He also could take steps ordering federal agencies to make more data on gun crimes available and conduct more research on the issue, something Republican congressional majorities have limited through language in budget bills. And he may order tougher penalties against gun trafficking and give schools flexibility to use grant money to improve safety.
Gun control proponent Rep. Bobby Scott, a Democrat who met with Biden on Monday, said the president is also likely to take executive action to ensure better state reporting of mental health and other records that go into the federal background check database. But he, too, acknowledged there were clear limits to what Obama can do without Congress' say-so.
States and cities have been moving against gun violence as well.
New York Gov. Andrew Cuomo on Tuesday signed into law the toughest gun control law in the U.S., and the first since the Connecticut school shootings. The law includes a tougher assault-weapons ban and provisions to try to keep guns out of the hands of mentally ill people who make threats.
The NRA criticized the bill in statement. "These gun control schemes have failed in the past and will have no impact on public safety and crime," the group said.
In Washington, it's unclear how much political capital Obama will exert in pressing for congressional action.
The White House and Congress will soon be consumed by three looming fiscal deadlines, each of which is expected to be contentious. And the president has also pledged to tackle comprehensive immigration reform early this year, another effort that will require Republicans' support and one in which Obama may be more likely to get their backing.
Sen. Mitch McConnell, the chamber's top Republican, has warned the White House that it will be at least three months before the Senate considers gun legislation. And Senate Majority Leader Harry Reid, a Democrat, has said immigration, not gun control, is at the top of his priority list after the fiscal fights.

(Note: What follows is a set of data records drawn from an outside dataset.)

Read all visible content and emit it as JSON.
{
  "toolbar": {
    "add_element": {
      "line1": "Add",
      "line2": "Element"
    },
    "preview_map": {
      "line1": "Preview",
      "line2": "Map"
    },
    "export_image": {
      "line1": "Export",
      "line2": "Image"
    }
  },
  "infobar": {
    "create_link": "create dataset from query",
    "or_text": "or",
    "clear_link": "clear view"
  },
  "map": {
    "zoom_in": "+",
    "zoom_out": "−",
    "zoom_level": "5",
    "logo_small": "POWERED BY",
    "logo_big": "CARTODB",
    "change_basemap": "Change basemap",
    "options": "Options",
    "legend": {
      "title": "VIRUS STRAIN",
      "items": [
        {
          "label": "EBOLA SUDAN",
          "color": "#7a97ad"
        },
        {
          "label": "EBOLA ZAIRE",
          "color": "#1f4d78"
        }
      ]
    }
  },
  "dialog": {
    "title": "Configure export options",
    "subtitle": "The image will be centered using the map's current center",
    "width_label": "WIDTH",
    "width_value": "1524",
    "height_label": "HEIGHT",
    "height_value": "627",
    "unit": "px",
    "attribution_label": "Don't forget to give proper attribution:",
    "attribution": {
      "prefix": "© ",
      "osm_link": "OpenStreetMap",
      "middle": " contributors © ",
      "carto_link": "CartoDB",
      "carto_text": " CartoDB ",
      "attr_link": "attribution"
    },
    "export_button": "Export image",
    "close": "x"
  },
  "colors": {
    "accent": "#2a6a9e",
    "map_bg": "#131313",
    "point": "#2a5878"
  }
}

Associated Press writers Julie Pace, Erica Werner, Ken Ritter, Josh Lederman Michael Gormley and Michael Virtanen contributed to this report.